So, in many cases companies don’t expect to generate sufficient gains to fully utilize their losses. For financial reporting purposes, management frequently just takes a valuation allowance — in other words, it writes off the losses.
But there is a better strategy available to many of these companies — and it not only will help soak up capital losses, it also will provide protection against rising interest rates.
The strategy I’m talking about is a short sale of U.S. Treasuries. Allow me to explain.
Since December 2016, the Federal Reserve has raised its Fed Funds target rate 150 basis points. Interest rates have risen along the U.S. Treasury yield curve, and many investors believe the yield-curve normalization will continue.
Rising rates can have deleterious effects. A company’s capital structure might include debt or liabilities tied to a floating rate, and should rates increase, the cost of servicing these liabilities escalates. Or, a company might hold investments earning a fixed return, in which case a rise in rates negatively impacts their value.
There are many tools management can choose from if it expects rates to rise. These include options, forwards, futures, and swaps, among others. However, they can have very different tax consequences. For companies with capital-loss carryovers, perhaps the simplest and most tax-efficient approach is to establish a short position in U.S. Treasuries (USTs) with fairly short maturities that are trading at a premium to par.
A short sale of USTs is economically equivalent to a pay-fixed-rate/receive-floating-rate swap. That is, as rates rise, the company is protected. This strategy is intriguing for another reason as well: Unlike an interest-rate swap that generates ordinary income or loss, if structured properly the UST short sale will generate both a capital gain and interest expense.

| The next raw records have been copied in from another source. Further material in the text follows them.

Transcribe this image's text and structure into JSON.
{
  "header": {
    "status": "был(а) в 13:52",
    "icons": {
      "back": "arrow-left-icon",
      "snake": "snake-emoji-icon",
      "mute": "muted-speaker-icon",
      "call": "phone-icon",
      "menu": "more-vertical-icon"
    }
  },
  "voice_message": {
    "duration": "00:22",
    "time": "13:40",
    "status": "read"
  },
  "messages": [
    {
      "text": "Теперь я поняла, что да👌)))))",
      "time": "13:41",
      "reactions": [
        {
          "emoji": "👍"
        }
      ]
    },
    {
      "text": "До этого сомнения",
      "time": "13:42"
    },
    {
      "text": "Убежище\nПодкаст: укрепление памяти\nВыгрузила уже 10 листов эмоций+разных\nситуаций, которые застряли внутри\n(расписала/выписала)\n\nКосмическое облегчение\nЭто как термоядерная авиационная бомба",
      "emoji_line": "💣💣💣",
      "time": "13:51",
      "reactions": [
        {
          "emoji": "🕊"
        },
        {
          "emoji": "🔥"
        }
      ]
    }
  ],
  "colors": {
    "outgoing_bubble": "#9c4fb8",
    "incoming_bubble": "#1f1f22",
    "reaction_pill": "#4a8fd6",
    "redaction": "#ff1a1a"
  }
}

Although interest rates have been rising, many USTs were issued years ago when interest rates were much higher than they are today. These USTs trade at a premium over par. By shorting premium USTs, the investor generates capital gain (as rates rise and the UST is “pulled to par”) as well as interest expense (as the investor makes “in lieu of” coupon payments to the lender of the USTs).
The gain generated on closing out the short UST position is short-term capital gain, while the “in lieu of” coupon payments are an interest expense that’s deductible without limitation against any form of income, including operating income.
A company’s capital loss carryover is deductible against the capital gain generated by closing out the short position, while the interest expense generated by the strategy is deductible against the company’s ordinary income. Therefore, the strategy effectively converts an otherwise non-deductible capital loss carryover into a currently deductible ordinary expense.
In addition to protecting against the harmful effects of rising interest rates, this strategy has two other benefits.
First, sound corporate governance recognizes that management has a duty to prudently manage a company’s assets. That includes making a determination as to whether deferred tax assets (DTAs) such as capital losses can be utilized in the interests of shareholders, creditors, and other stakeholders. This solution permits a company wishing to protect against rising rates to also utilize its DTAs, thereby contributing to sound corporate governance.
Second, most investors believe, and the literature supports the view, that companies increase shareholder value when they actively plan for and manage their tax attributes by improving future after-tax cash flows.
In sum, for companies with non-deductible capital loss carryovers that also desire protection against rising rates, selling U.S. Treasuries short delivers the protection of a swap but at a significantly lower after-tax cost.